The definition on forced labour has been settled since the International Labour Organisation (ILO) passed the ILO Forced Labour Convention (No. 29) in 1930. According to this convention, forced or compulsory labour is “all work or service which is exacted from any person under the threat of a penalty and for which the person has not offered himself or herself voluntarily.” It thus consists of three elements. The first is a work or service, which may include all forms of work, service and employment in all sectors (formal and informal), but excludes compulsory education or training. The second is that the work is performed under the menace of a penalty. Menace of penalty refers to all forms of penal sanctions, but also various forms of physical and psychological coercion or the retention of identity papers. The third is involuntariness, meaning the lack of “the free and informed consent of a worker to take a job and his or her freedom to leave at any time.” Compulsory military service, normal civic obligations, prison labour (under certain conditions), work in emergency situations and minor communal services within a community are exempted from qualification as forced labour. This definition has been reaffirmed in the ILO Protocol 2014 to the Forced Labour Convention 1930.

The purpose of constructing a definition of forced labour in elements of forced labour, rather than listing prohibited forms of labour, is to enable practitioners and supervisory bodies of the ILO to address a wide range of forced labour practices. As expressed in a 2012 General Survey of the ILO, this definition encompasses “traditional practices of forced labour, such as vestiges of slavery or slave-like practices, and various forms of debt bondage, as well as new forms of forced labour that have emerged in recent decades, such as human trafficking.” Nowadays, forced labour is also called modern slavery, as to “shed light on working and living conditions contrary to human dignity.”

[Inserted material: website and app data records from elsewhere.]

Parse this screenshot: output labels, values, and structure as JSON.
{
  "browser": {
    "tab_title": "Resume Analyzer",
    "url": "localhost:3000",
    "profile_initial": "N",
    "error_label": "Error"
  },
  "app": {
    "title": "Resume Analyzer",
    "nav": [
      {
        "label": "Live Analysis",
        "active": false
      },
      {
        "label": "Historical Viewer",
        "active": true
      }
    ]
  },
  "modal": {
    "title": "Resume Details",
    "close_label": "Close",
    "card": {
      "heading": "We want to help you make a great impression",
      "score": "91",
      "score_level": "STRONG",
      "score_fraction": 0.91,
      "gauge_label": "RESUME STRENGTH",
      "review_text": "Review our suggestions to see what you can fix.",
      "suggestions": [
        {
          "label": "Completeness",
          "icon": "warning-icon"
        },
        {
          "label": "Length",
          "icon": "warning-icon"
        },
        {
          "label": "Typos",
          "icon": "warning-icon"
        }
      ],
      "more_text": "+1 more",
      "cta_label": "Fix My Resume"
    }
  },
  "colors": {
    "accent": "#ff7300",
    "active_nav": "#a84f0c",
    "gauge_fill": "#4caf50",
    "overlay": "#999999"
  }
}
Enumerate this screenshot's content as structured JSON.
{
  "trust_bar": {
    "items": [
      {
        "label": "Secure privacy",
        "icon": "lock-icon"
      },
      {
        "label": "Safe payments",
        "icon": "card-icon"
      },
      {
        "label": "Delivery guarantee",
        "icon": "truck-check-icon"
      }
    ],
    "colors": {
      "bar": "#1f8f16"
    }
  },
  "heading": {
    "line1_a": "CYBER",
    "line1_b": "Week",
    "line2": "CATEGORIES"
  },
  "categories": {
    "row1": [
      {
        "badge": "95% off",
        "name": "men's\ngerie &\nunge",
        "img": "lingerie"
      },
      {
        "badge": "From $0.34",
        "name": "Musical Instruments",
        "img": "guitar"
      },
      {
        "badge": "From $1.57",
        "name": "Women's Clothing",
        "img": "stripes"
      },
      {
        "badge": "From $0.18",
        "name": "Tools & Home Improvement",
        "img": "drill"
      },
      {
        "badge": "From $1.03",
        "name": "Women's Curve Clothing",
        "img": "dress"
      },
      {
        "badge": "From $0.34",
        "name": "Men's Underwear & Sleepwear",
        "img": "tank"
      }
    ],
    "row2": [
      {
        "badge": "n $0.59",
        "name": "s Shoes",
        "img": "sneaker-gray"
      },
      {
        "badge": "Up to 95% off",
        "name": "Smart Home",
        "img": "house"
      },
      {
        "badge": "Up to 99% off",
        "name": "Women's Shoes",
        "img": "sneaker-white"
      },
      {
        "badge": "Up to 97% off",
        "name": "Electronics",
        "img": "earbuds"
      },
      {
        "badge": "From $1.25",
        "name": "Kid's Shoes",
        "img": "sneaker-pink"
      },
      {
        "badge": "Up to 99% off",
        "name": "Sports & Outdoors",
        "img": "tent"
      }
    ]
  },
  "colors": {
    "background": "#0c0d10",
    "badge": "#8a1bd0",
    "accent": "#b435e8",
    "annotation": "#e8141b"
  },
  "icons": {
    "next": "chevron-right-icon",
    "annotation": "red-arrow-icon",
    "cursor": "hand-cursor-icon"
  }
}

In 1957, the ILO also adopted the ILO Abolition of Forced Labour Convention No. 105, which specifically addresses the abolition of forced labour imposed by state authorities, prohibiting forced labour as a punishment for the expression of political views, for the purposes of economic development, as a means of labour discipline, as a punishment for participation in strikes and as a means of racial, religious or other discrimination. Both Forced Labour Conventions (No. 29 and 105) enjoy near universal ratification. Forced labour has subsequently been declared a fundamental labour right in the ILO Declaration on Fundamental Principles and Rights at Work.

Moreover, to not be subjected to forced labour is considered a fundamental human right, as reflected in the prohibition of slavery and forced or compulsory labour in article 4 of the Universal Declaration of Human Rights and article 8 of the International Covenant on Civil and Political Rights. This point of view is further reflected in the United Nations Global Compact, where forced labour is mentioned as one of the Ten Principles, and is also referred to in the United Nations Guiding Principles on Business and Human Rights. The responsibility for companies to contribute to the elimination of forced labour too has been included in the OECD Guidelines for Multinational Enterprises.

In addition to the ILO Forced Labour Conventions No. 29 and No. 105, forced labour has been prohibited in a vast number of multilateral conventions. Within the ILO, forced labour is included in the definition of the worst forms of child labour in theWorst Forms of Child Labour Convention (No. 182), and therefore is subject to measures taken by member states to ensure its prohibition and elimination as a matter of urgency. 

In 1926, the League of Nations concluded the Convention to Suppress the Slave Trade and Slavery (the Slavery Convention), which in article 5 discusses the conditions which need be present to prevent cases of forced labour to become analogous to conditions of slavery.  As decided in the 1953 Protocol amending the Slavery Convention, the United Nations now continue the duties and functions of the Slavery Convention. The Slavery Convention and its 1953 Protocol were augmented in 1956 with the passing of the Supplementary Convention on the Abolition of Slavery, the Slave Trade, and Institutions and Practiced Similar to Slavery, intended to intensify the measures taken to eradicate slavery practices globally.

A number of conventions of the United Nations dedicated to the elimination of human trafficking and protection of migration also refer to the protection of vulnerable people, such as migrants, against forced labour. In 1950 the United Nations passed the Convention for the Suppression of the Traffic in Persons and of the Exploitation of the Prostitution of Others. In 1990 the International Convention on the Protection of the Rights of all Migrant Workers and Members of their Families (ICPMW) was enacted by the United Nations, which refers to the work of the ILO on the topic of forced labour in the preamble, and states in article 11 that no migrant worker or member of his or her family shall be required to perform forced labour or held in servitude. In 2000, two Protocols supplementing the United Nations Convention against Transnational Organized Crime were enacted: the Protocol against the Smuggling of Migrants by Land, Sea and Air and the Protocol to Prevent, Suppress and Punish Trafficking in Persons Especially Women and Children

In regional context, forced labour has been prohibited in article 4 of the European Convention on Human Rights and article 6 of the Inter American Convention on Human Rights. Article 5 of the African Charter on Human and People's Rights prohibits all forms of exploitation and degradation of man, particularly slavery and slave trade inter alia. 


Codes of Conduct addressing Forced Labour